= Task requirements =
Within the records below, find the line containing "Serialize everything readable". Reproduce it and each line after it exactly, and nothing else.

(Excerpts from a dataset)

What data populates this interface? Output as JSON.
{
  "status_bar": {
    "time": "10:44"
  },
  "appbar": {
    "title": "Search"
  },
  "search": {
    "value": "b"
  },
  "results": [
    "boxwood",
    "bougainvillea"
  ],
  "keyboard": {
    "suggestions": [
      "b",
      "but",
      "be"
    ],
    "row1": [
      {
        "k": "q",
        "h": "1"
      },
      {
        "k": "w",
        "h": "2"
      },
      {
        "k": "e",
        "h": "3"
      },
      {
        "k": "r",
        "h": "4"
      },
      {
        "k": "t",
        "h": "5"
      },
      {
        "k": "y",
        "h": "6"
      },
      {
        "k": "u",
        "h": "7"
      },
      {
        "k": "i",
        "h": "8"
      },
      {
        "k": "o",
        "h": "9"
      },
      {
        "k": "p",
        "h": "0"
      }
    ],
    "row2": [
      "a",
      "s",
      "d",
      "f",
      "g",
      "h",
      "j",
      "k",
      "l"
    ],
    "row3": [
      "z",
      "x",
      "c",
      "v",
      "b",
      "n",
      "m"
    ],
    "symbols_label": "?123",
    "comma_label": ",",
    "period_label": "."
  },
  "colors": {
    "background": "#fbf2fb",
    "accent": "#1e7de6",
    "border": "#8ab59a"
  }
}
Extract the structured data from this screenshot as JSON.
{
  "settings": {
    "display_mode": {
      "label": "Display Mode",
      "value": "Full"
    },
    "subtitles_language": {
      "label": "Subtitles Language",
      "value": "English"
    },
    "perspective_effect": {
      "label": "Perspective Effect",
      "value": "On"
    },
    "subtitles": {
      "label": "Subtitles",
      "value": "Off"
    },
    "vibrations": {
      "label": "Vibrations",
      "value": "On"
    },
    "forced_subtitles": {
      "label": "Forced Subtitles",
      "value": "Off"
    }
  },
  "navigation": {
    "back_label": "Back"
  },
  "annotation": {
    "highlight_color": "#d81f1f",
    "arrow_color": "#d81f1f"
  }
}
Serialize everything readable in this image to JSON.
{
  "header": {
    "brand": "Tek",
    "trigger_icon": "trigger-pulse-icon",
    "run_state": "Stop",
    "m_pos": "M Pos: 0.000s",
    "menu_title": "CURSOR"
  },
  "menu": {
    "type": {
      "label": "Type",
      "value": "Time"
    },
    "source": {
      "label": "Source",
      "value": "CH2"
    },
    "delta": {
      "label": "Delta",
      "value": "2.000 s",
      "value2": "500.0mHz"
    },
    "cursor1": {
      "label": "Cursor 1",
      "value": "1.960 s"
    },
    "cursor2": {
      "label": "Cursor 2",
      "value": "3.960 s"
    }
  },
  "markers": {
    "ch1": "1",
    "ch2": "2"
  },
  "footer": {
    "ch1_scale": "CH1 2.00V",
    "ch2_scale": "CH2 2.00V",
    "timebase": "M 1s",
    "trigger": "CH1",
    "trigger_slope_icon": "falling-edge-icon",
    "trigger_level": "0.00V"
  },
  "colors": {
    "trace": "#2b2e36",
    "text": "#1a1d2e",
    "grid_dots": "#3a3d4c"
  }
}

= Your response =
Serialize everything readable in this image to JSON.
{
  "header": {
    "brand": "Tek",
    "trigger_icon": "trigger-pulse-icon",
    "run_state": "Stop",
    "m_pos": "M Pos: 0.000s",
    "menu_title": "CURSOR"
  },
  "menu": {
    "type": {
      "label": "Type",
      "value": "Time"
    },
    "source": {
      "label": "Source",
      "value": "CH2"
    },
    "delta": {
      "label": "Delta",
      "value": "2.000 s",
      "value2": "500.0mHz"
    },
    "cursor1": {
      "label": "Cursor 1",
      "value": "1.960 s"
    },
    "cursor2": {
      "label": "Cursor 2",
      "value": "3.960 s"
    }
  },
  "markers": {
    "ch1": "1",
    "ch2": "2"
  },
  "footer": {
    "ch1_scale": "CH1 2.00V",
    "ch2_scale": "CH2 2.00V",
    "timebase": "M 1s",
    "trigger": "CH1",
    "trigger_slope_icon": "falling-edge-icon",
    "trigger_level": "0.00V"
  },
  "colors": {
    "trace": "#2b2e36",
    "text": "#1a1d2e",
    "grid_dots": "#3a3d4c"
  }
}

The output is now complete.